**Task statement**
Report all lines from the entries below in which "system" appears.

[Records from a data collection]
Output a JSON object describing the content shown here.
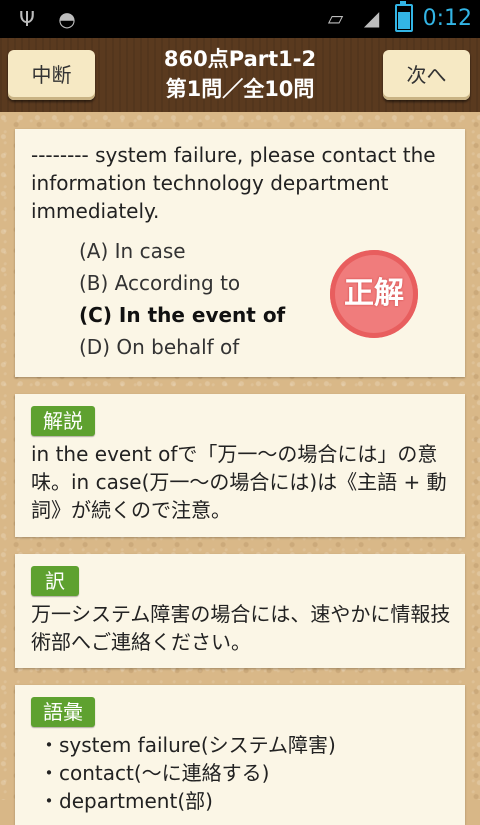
{
  "status_bar": {
    "time": "0:12",
    "icons": [
      "usb-icon",
      "android-icon",
      "rotate-icon",
      "signal-icon",
      "battery-icon"
    ]
  },
  "header": {
    "left_button": "中断",
    "title_line1": "860点Part1-2",
    "title_line2": "第1問／全10問",
    "right_button": "次へ"
  },
  "question": {
    "text": "-------- system failure, please contact the information technology department immediately.",
    "choices": [
      "(A) In case",
      "(B) According to",
      "(C) In the event of",
      "(D) On behalf of"
    ],
    "correct_index": 2,
    "stamp": "正解"
  },
  "explanation": {
    "label": "解説",
    "text": "in the event ofで「万一～の場合には」の意味。in case(万一～の場合には)は《主語 + 動詞》が続くので注意。"
  },
  "translation": {
    "label": "訳",
    "text": "万一システム障害の場合には、速やかに情報技術部へご連絡ください。"
  },
  "vocabulary": {
    "label": "語彙",
    "items": [
      "・system failure(システム障害)",
      "・contact(～に連絡する)",
      "・department(部)"
    ]
  },
  "colors": {
    "header_bg": "#5a3a1f",
    "label_green": "#5ea12f",
    "stamp_red": "#f07c7c",
    "card_bg": "#fbf6e6",
    "time_blue": "#33b5e5"
  }
}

**Answer to this task**
    "text": "-------- system failure, please contact the information technology department immediately.",
      "・system failure(システム障害)",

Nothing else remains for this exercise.